Credit: Lionsgate
by Steven Warner Film Featured Genre Views

Shattered — Luis Prieto

January 11, 2022

Shattered is a sleazy erotic thriller knockoff, one that never realizes its camp potential but which boasts a few poor-taste pleasures along the way.


Hidden within the word “shattered” is the word “trash,” a fact which seems wholly appropriate for the new film Shattered, a ‘90s-style erotic thriller gussied up with a fresh coat of 21st-century techno gloss. Writer David Loughery is no stranger to this particular terrain, having penned such past mountains of sexy refuse as Lakeview Terrace, Obsessed, The Intruder, and Fatale, and Shattered is beset by the same problems as those misfires: namely, that Loughery tries to play the material both straight and with tongue firmly in cheek, resulting in a tonal mess that isn’t as fun as it could be — or perhaps thinks it is. Whereas truly gonzo performances from the likes of Samuel L. Jackson and Dennis Quaid helped to tip a few of those earlier films into the arena of camp, Shattered is saddled with the likes of Cameron Monaghan and Lilly Krug, actors too green to understand the type of material for which they’ve signed up. It doesn’t help that Monaghan, best known for his role as Ian Gallagher on Showtime’s long-running television series Shameless, looks and acts far too pubescent for the role of Christopher Decker, a tech-wizard who sold his home security app Watchdog for an obscene amount of money and who now lives alone in his mansion in the mountains of Colorado, his soon-to-be ex-wife and young daughter visiting only occasionally. A late-night ice cream run leads to an impromptu meeting with Sky (Krug), a gorgeous twenty-something who asks for a wine recommendation and, mere hours later, is party to the first of the film’s numerous graphic sex scenes. A freak accident days later leaves Christopher wheelchair-bound, with Sky offering to serve as his live-in nurse, her qualifications limited to a single line of dialogue: “I sleep with my patients.” But before you can say “malpractice,” Sky’s true intentions are revealed, as Shattered turns into yet another tale of a femme fatale who will stop at nothing to get what she wants.

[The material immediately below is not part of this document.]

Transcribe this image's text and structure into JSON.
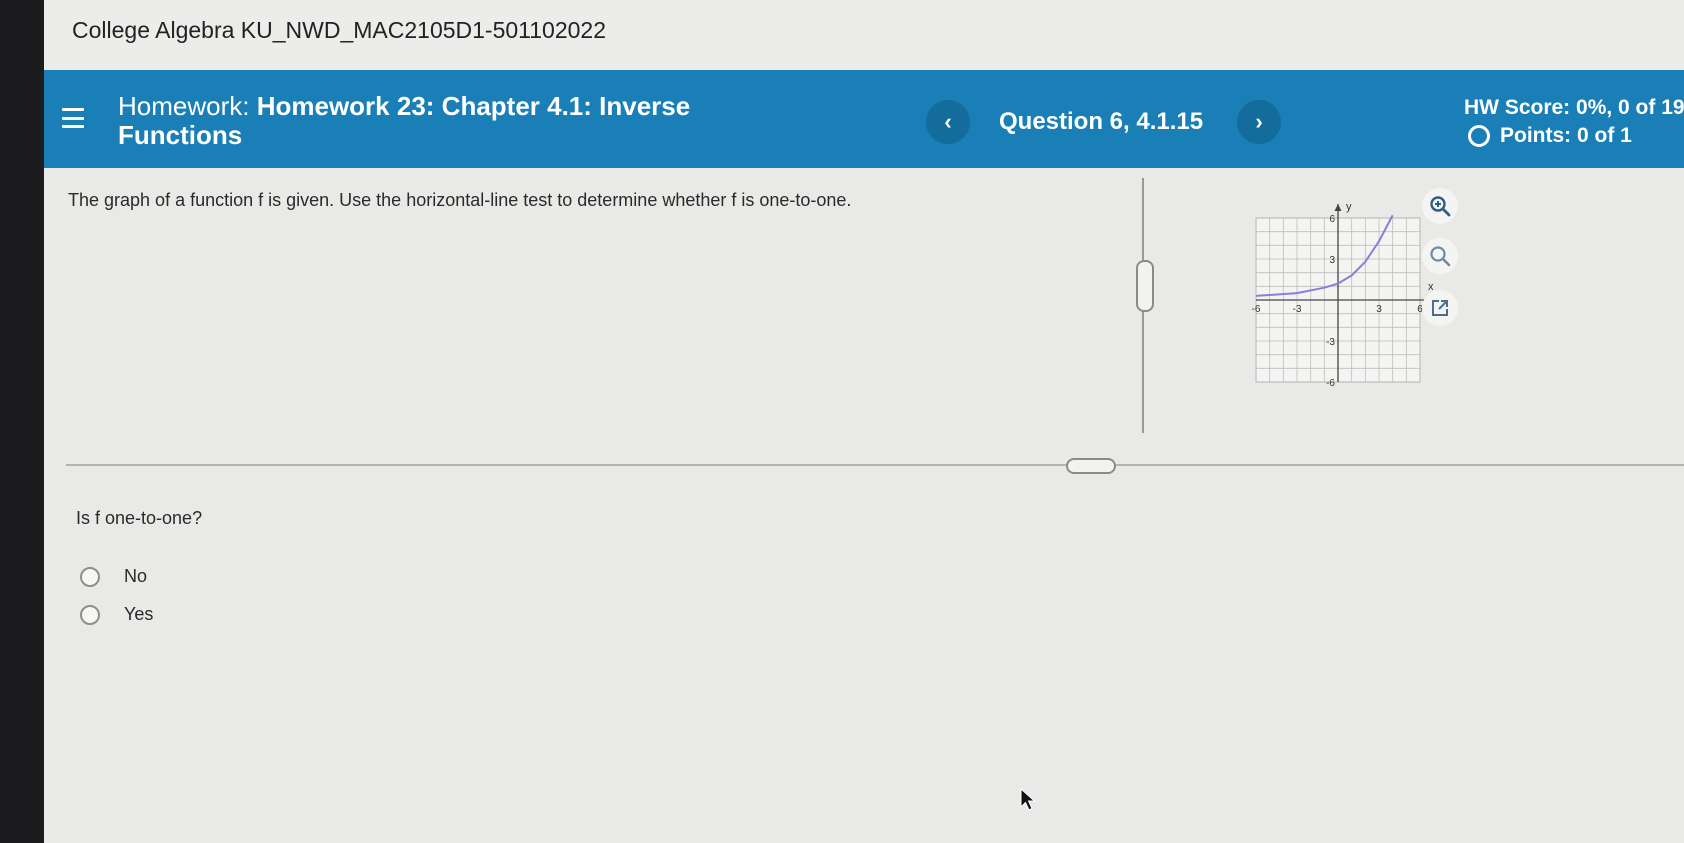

Director Luis Prieto is no stranger to glossy thrillers, having helmed the truly wretched Halle Berry vehicle Kidnap in 2017. Shattered at least looks better than most other films of its ilk, an understanding of screen space and clever usage of its widescreen framing evident in nearly every shot. There’s also been real effort put into the look of the image itself, as the film pulls off a good impression of 35mm for the majority of its runtime, its use of lighting and color adding an old-school texture reminiscent of the erotic thrillers of yesteryear. Still, as beholden as Shattered is to that particular genre, it also makes quite clear that it’s a film of the times, with Christopher’s security app playing a crucial role in the proceedings — allowing Sky to keep him a prisoner in his mansion — while also being used to maximize the tension in the inevitable climactic one-on-one showdown. In a bid for cultural relevance, the film also flirts with the idea that Christopher’s one-percenter ass had this coming, his suffering a direct result of his indifference over those less economically advantaged. But this potentially interesting wrinkle is dropped before anything can come of it — “That’s sociopolitical bullshit!” bellows Christopher — but having seen Loughery’s bid at topicality in Lakeview Terrace, it’s probably for the best. Indeed, when Shattered isn’t spinning its tires in self-serious mode, it can be a lot of slick, trashy fun, even as it suffers from a villain who just isn’t that interesting. Krug does what she can given the material — there’s a scene where she was clearly directed to eat fried chicken in a way that can only be described as “malevolent,” and it turns out about as well as you can imagine — but she doesn’t have the chops to pull off what is truly needed to make this material sing, even as she slays a man at one point with a samurai sword while orgasmically moaning, Beethoven’s “Symphony No. 5” filling the soundtrack. It should also be noted that John Malkovich shows up as a pervy motel owner who jerks off while spying on a woman doing nude yoga, and while one might be tempted to view his presence as lending credibility, he also at one point mimics cunnilingus on a rose while wearing a neon ‘90s windbreaker. So yes, he is the best part of the movie. But while that bit of insanity is all well and good and the the film is often commendable for its commitment to playful sleaze and gratuity, making sure to include a shot where a comely suicide victim’s naked breasts are shown in a bathtub scans as mostly gross gazing. And when the film forces a child to commit a heinous act in its final moments, any potential fun therein is left to rot. Still, while such impeachable moments are too frequent here and Shattered isn’t otherwise a good movie by any stretch of the imagination, much like the erotic thrillers it attempts to ape, it manages to get the pulse racing a time or two, good taste be damned.